| 11 Nov 2014 | 02:14

    Please let me enumerate for you three of the things that went wrong during the performance I attended of Theatre of the Expendable’s Three Sisters, an adaptation of the beloved but often bedeviling tragicomedy by Anton Chekhov penned by company’s artistic director, Jesse Edward Rosbrow: Late lighting cues, plus hearing the frazzled board operator call some of them loud enough to be heard (“13—go!”); the scene change between the first and second scenes of Act 2 interrupted by the announcement that the fire department was in the building and, indeed, prowling within the theatre, due to a possible gas leak; the chains of a swing, ostensibly affixed to a water pipe near the ceiling, appearing to give way for a moment, sending the actress sitting on it out of her somber, reflective scene and into a split-second panic.

    Were I feeling ornery and uncharitable, I could easily add some observations about both the adaptation and the production: how a three-hour running time can be rough sledding when you’re huddled inside a postage-stamp-sized, 30-seat house in which the playing area is where the audience is sitting; and how tender and evocative scenes are thwarted when the actors pick up their cues at a snail’s pace. But please also let me enumerate for you three things that went right about the piece, and why, despite the production’s flaws, you still might want to catch it: Six actors play 22 roles, breathlessly whizzing in and out of costume changes, voices, postures and inflections, thus invoking the true meaning and spirit of the word “play”; how the space’s extreme intimacy—with actors performing two feet in front of or beside you—forges a visceral, intimate bond with the audience that submerges you in each scene, ensuring that your attendance is an active, not a passive, experience; how set designer Stephanie Tucci devises different environments—a sitting room, a garden, etc.—without requiring wholesale physical alterations to the space.

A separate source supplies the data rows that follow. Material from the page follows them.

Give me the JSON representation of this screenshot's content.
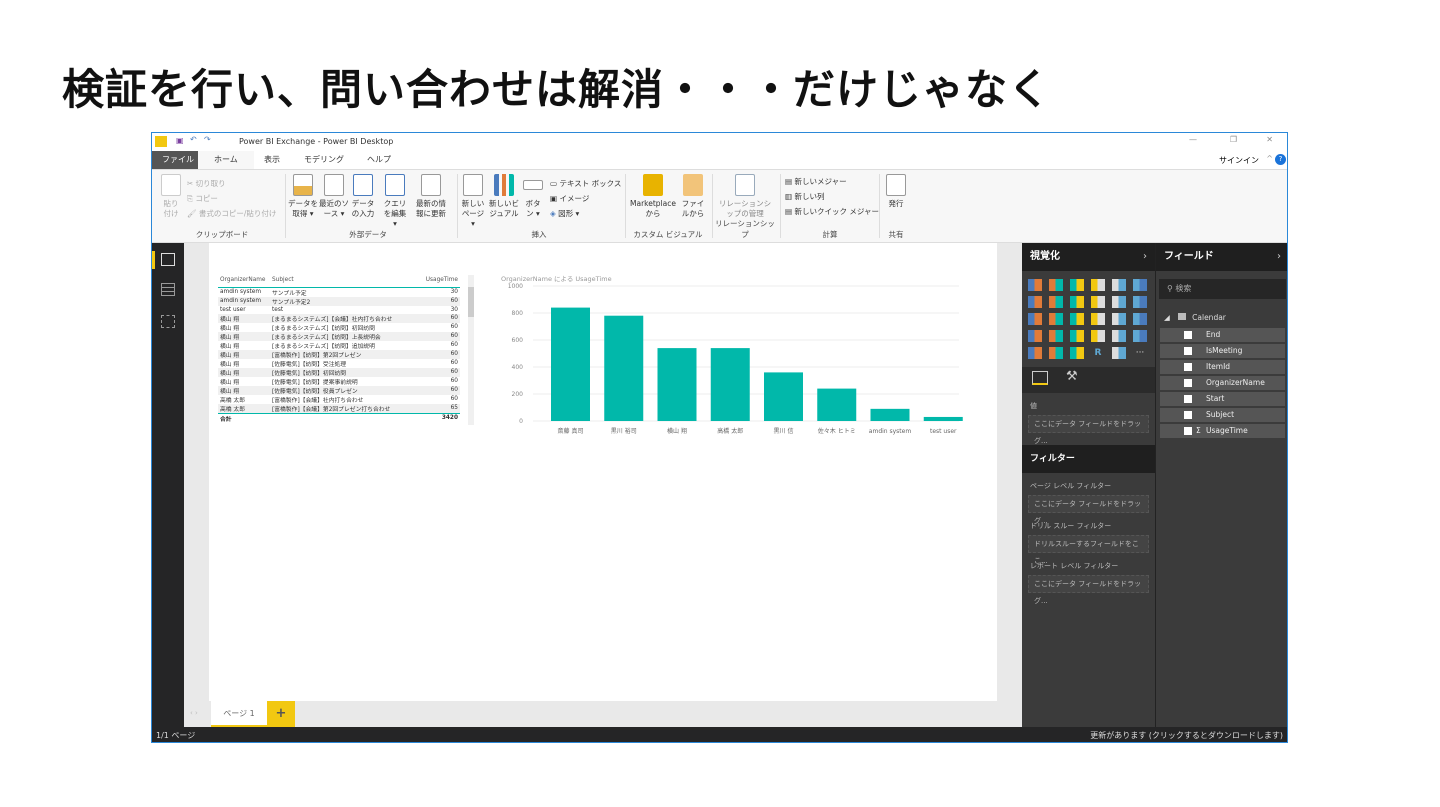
{
  "slide": {
    "title": "検証を行い、問い合わせは解消・・・だけじゃなく"
  },
  "window": {
    "title": "Power BI Exchange - Power BI Desktop",
    "signin": "サインイン",
    "minimize": "—",
    "restore": "❐",
    "close": "✕",
    "help": "?",
    "collapse": "^"
  },
  "tabs": [
    "ファイル",
    "ホーム",
    "表示",
    "モデリング",
    "ヘルプ"
  ],
  "ribbon": {
    "paste": "貼り付け",
    "cut": "切り取り",
    "copy": "コピー",
    "format_painter": "書式のコピー/貼り付け",
    "clipboard": "クリップボード",
    "get_data": "データを取得 ▾",
    "recent": "最近のソース ▾",
    "enter_data": "データの入力",
    "edit_query": "クエリを編集 ▾",
    "refresh": "最新の情報に更新",
    "external": "外部データ",
    "new_page": "新しいページ ▾",
    "new_visual": "新しいビジュアル",
    "buttons": "ボタン ▾",
    "textbox": "テキスト ボックス",
    "image": "イメージ",
    "shapes": "図形 ▾",
    "insert": "挿入",
    "marketplace": "Marketplaceから",
    "from_file": "ファイルから",
    "custom_visual": "カスタム ビジュアル",
    "manage_rel": "リレーションシップの管理",
    "relationship": "リレーションシップ",
    "new_measure": "新しいメジャー",
    "new_column": "新しい列",
    "new_quick": "新しいクイック メジャー",
    "calc": "計算",
    "publish": "発行",
    "share": "共有"
  },
  "table": {
    "headers": [
      "OrganizerName",
      "Subject",
      "UsageTime"
    ],
    "rows": [
      [
        "amdin system",
        "サンプル予定",
        "30"
      ],
      [
        "amdin system",
        "サンプル予定2",
        "60"
      ],
      [
        "test user",
        "test",
        "30"
      ],
      [
        "横山 翔",
        "[まるまるシステムズ]【会議】社内打ち合わせ",
        "60"
      ],
      [
        "横山 翔",
        "[まるまるシステムズ]【訪問】初回訪問",
        "60"
      ],
      [
        "横山 翔",
        "[まるまるシステムズ]【訪問】上長説明会",
        "60"
      ],
      [
        "横山 翔",
        "[まるまるシステムズ]【訪問】追加説明",
        "60"
      ],
      [
        "横山 翔",
        "[富橋製作]【訪問】第2回プレゼン",
        "60"
      ],
      [
        "横山 翔",
        "[佐藤電気]【訪問】受注処理",
        "60"
      ],
      [
        "横山 翔",
        "[佐藤電気]【訪問】初回訪問",
        "60"
      ],
      [
        "横山 翔",
        "[佐藤電気]【訪問】提案事前説明",
        "60"
      ],
      [
        "横山 翔",
        "[佐藤電気]【訪問】役員プレゼン",
        "60"
      ],
      [
        "高橋 太郎",
        "[富橋製作]【会議】社内打ち合わせ",
        "60"
      ],
      [
        "高橋 太郎",
        "[富橋製作]【会議】第2回プレゼン打ち合わせ",
        "65"
      ]
    ],
    "total_label": "合計",
    "total": "3420"
  },
  "chart_data": {
    "type": "bar",
    "title": "OrganizerName による UsageTime",
    "color": "#01b8aa",
    "categories": [
      "斎藤 真司",
      "黒川 裕司",
      "横山 翔",
      "高橋 太郎",
      "黒川 信",
      "佐々木 ヒトミ",
      "amdin system",
      "test user"
    ],
    "values": [
      840,
      780,
      540,
      540,
      360,
      240,
      90,
      30
    ],
    "ylim": [
      0,
      1000
    ],
    "yticks": [
      0,
      200,
      400,
      600,
      800,
      1000
    ],
    "grid": true,
    "xlabel": "",
    "ylabel": ""
  },
  "viz": {
    "title": "視覚化",
    "values_label": "値",
    "values_drop": "ここにデータ フィールドをドラッグ...",
    "filters_title": "フィルター",
    "page_filter": "ページ レベル フィルター",
    "page_drop": "ここにデータ フィールドをドラッグ...",
    "drill_filter": "ドリル スルー フィルター",
    "drill_drop": "ドリルスルーするフィールドをここ...",
    "report_filter": "レポート レベル フィルター",
    "report_drop": "ここにデータ フィールドをドラッグ..."
  },
  "fields": {
    "title": "フィールド",
    "search_placeholder": "検索",
    "table_name": "Calendar",
    "items": [
      "End",
      "IsMeeting",
      "ItemId",
      "OrganizerName",
      "Start",
      "Subject",
      "UsageTime"
    ]
  },
  "pages": {
    "tab": "ページ 1",
    "add": "+",
    "count": "1/1 ページ"
  },
  "status": {
    "update": "更新があります (クリックするとダウンロードします)"
  }
}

    There is no way to know, of course, if Rosbrow first adapted the play and then sought out a venue for it, or if he discovered the venue and then imagined the piece. Either way, the scope of his ambitions for the play far outclasses what the venue will naturally allow; more than four people moving around on this stage resembles the morning rush on the FDR.Yet if you can peek past the too-tight blocking as well as the bizarre moments in which performers and props unintentionally collide, the tale of the Prozorov girls—Olga, Masha and Irina—with their neuroses, penchant for nipping at each other’s heels and nattering about nothing, has an elegiac quality that even misfiring lighting cues and gas leaks cannot assuage.

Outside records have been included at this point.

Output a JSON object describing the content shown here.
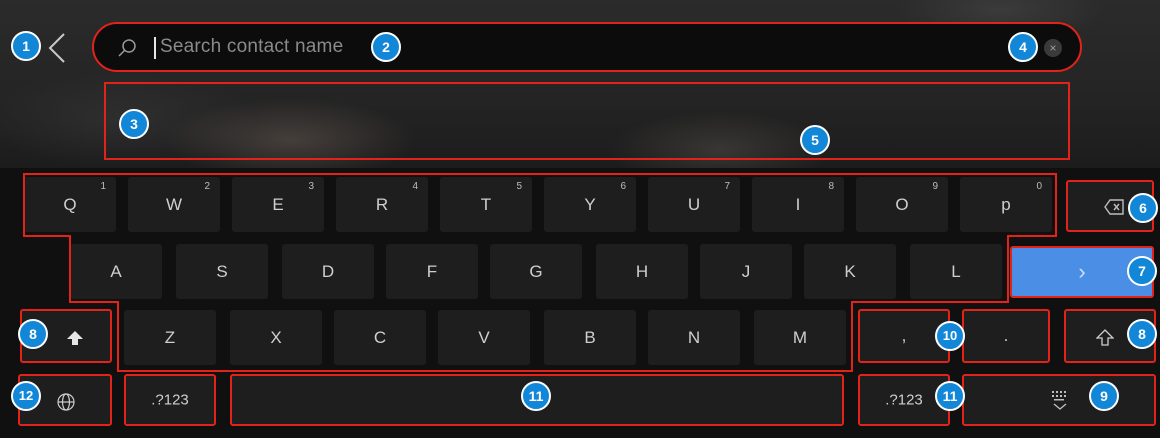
{
  "search": {
    "placeholder": "Search contact name",
    "clear_symbol": "×"
  },
  "keyboard": {
    "row1": [
      {
        "key": "Q",
        "num": "1"
      },
      {
        "key": "W",
        "num": "2"
      },
      {
        "key": "E",
        "num": "3"
      },
      {
        "key": "R",
        "num": "4"
      },
      {
        "key": "T",
        "num": "5"
      },
      {
        "key": "Y",
        "num": "6"
      },
      {
        "key": "U",
        "num": "7"
      },
      {
        "key": "I",
        "num": "8"
      },
      {
        "key": "O",
        "num": "9"
      },
      {
        "key": "p",
        "num": "0"
      }
    ],
    "row2": [
      "A",
      "S",
      "D",
      "F",
      "G",
      "H",
      "J",
      "K",
      "L"
    ],
    "row3": [
      "Z",
      "X",
      "C",
      "V",
      "B",
      "N",
      "M"
    ],
    "comma": ",",
    "period": ".",
    "symbols_left": ".?123",
    "symbols_right": ".?123",
    "enter_symbol": "›"
  },
  "badges": [
    "1",
    "2",
    "3",
    "4",
    "5",
    "6",
    "7",
    "8",
    "8",
    "9",
    "10",
    "11",
    "11",
    "12"
  ],
  "colors": {
    "annotation_outline": "#e2231a",
    "badge": "#1287d8",
    "enter_key": "#4a8ee6",
    "background": "#121212"
  },
  "icons": [
    "back-chevron-icon",
    "search-icon",
    "clear-icon",
    "backspace-icon",
    "shift-filled-icon",
    "shift-outline-icon",
    "globe-icon",
    "keyboard-hide-icon"
  ]
}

    Kendall Rileigh plays six roles, but Olga is her focus.The tearier of the three siblings, she is a high school teacher addled by ambivalence toward her work and, in a classic case of cruel Chekhovian irony, is fated to become a headmistress. Similarly, Morgan Anne Zipf’s Masha (plus two other roles) is the studier sibling, zippy compared to the rest, while Caitlin McColl’s Irina (plus two other roles) is the preternatural dreamer, forever casting her eyes toward a return to Moscow, where the family is from, and who marries in the end not for love but for the promise of escape.

    The men in the piece don’t fare as well. Because David Ian Lee, Clinton Lowe and Alexander Yakovleff essay 10 roles between them, it can often be a task to distinguish between characters, especially if you are unfamiliar with the play. Lee, in two roles, comes closest to creating well-defined autonomous characters, as opposed to light suggestions of character that can be forgotten a few moments after appearing.

    Still, given the space’s constraints and Rosbrow’s vision, the production’s threeweek run is sure to be in better shape by the end than the beginning—something even Chekhov would have admired. -- Three Sisters Through Dec. 21, Dorothy Strelsin Theatre, 312 W. 36th St. (betw. 8th & 9th Aves.), 212-868-4444; times vary, $12. --